(Page and application data records)
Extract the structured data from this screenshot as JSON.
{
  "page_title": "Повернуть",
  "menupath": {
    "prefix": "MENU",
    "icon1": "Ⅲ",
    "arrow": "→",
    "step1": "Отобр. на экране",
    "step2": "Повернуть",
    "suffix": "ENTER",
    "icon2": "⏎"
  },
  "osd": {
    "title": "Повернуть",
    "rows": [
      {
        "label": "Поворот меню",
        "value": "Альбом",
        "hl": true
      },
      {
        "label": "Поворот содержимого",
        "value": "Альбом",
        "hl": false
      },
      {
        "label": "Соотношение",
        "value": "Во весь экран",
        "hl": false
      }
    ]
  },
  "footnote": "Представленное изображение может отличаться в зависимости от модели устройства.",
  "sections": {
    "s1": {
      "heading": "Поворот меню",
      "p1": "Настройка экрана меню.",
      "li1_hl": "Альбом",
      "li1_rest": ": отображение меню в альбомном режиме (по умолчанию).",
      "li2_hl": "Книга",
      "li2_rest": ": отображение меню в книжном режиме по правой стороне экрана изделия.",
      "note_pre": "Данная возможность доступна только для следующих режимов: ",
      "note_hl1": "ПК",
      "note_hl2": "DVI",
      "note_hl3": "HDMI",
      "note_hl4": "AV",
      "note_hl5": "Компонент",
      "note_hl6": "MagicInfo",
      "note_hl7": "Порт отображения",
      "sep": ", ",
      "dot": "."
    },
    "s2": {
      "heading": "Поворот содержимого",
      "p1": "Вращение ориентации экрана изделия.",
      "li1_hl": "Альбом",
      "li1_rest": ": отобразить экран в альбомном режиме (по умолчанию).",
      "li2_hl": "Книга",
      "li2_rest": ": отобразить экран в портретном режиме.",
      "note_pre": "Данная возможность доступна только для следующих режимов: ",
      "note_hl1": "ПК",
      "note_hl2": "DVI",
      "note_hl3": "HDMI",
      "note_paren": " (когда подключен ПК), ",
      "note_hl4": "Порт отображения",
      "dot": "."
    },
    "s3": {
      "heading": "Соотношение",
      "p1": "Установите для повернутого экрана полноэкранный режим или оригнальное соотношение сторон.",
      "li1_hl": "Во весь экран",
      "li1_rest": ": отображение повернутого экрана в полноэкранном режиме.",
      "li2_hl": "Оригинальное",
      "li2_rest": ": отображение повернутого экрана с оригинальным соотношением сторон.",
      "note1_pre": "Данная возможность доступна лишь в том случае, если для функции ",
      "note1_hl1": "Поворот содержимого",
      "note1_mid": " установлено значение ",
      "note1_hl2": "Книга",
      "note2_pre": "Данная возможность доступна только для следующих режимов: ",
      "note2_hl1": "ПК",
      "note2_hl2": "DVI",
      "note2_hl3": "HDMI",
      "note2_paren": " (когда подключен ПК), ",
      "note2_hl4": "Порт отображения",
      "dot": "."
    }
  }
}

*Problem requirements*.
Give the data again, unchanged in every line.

*Solution to this task*.
Extract the structured data from this screenshot as JSON.
{
  "page_title": "Повернуть",
  "menupath": {
    "prefix": "MENU",
    "icon1": "Ⅲ",
    "arrow": "→",
    "step1": "Отобр. на экране",
    "step2": "Повернуть",
    "suffix": "ENTER",
    "icon2": "⏎"
  },
  "osd": {
    "title": "Повернуть",
    "rows": [
      {
        "label": "Поворот меню",
        "value": "Альбом",
        "hl": true
      },
      {
        "label": "Поворот содержимого",
        "value": "Альбом",
        "hl": false
      },
      {
        "label": "Соотношение",
        "value": "Во весь экран",
        "hl": false
      }
    ]
  },
  "footnote": "Представленное изображение может отличаться в зависимости от модели устройства.",
  "sections": {
    "s1": {
      "heading": "Поворот меню",
      "p1": "Настройка экрана меню.",
      "li1_hl": "Альбом",
      "li1_rest": ": отображение меню в альбомном режиме (по умолчанию).",
      "li2_hl": "Книга",
      "li2_rest": ": отображение меню в книжном режиме по правой стороне экрана изделия.",
      "note_pre": "Данная возможность доступна только для следующих режимов: ",
      "note_hl1": "ПК",
      "note_hl2": "DVI",
      "note_hl3": "HDMI",
      "note_hl4": "AV",
      "note_hl5": "Компонент",
      "note_hl6": "MagicInfo",
      "note_hl7": "Порт отображения",
      "sep": ", ",
      "dot": "."
    },
    "s2": {
      "heading": "Поворот содержимого",
      "p1": "Вращение ориентации экрана изделия.",
      "li1_hl": "Альбом",
      "li1_rest": ": отобразить экран в альбомном режиме (по умолчанию).",
      "li2_hl": "Книга",
      "li2_rest": ": отобразить экран в портретном режиме.",
      "note_pre": "Данная возможность доступна только для следующих режимов: ",
      "note_hl1": "ПК",
      "note_hl2": "DVI",
      "note_hl3": "HDMI",
      "note_paren": " (когда подключен ПК), ",
      "note_hl4": "Порт отображения",
      "dot": "."
    },
    "s3": {
      "heading": "Соотношение",
      "p1": "Установите для повернутого экрана полноэкранный режим или оригнальное соотношение сторон.",
      "li1_hl": "Во весь экран",
      "li1_rest": ": отображение повернутого экрана в полноэкранном режиме.",
      "li2_hl": "Оригинальное",
      "li2_rest": ": отображение повернутого экрана с оригинальным соотношением сторон.",
      "note1_pre": "Данная возможность доступна лишь в том случае, если для функции ",
      "note1_hl1": "Поворот содержимого",
      "note1_mid": " установлено значение ",
      "note1_hl2": "Книга",
      "note2_pre": "Данная возможность доступна только для следующих режимов: ",
      "note2_hl1": "ПК",
      "note2_hl2": "DVI",
      "note2_hl3": "HDMI",
      "note2_paren": " (когда подключен ПК), ",
      "note2_hl4": "Порт отображения",
      "dot": "."
    }
  }
}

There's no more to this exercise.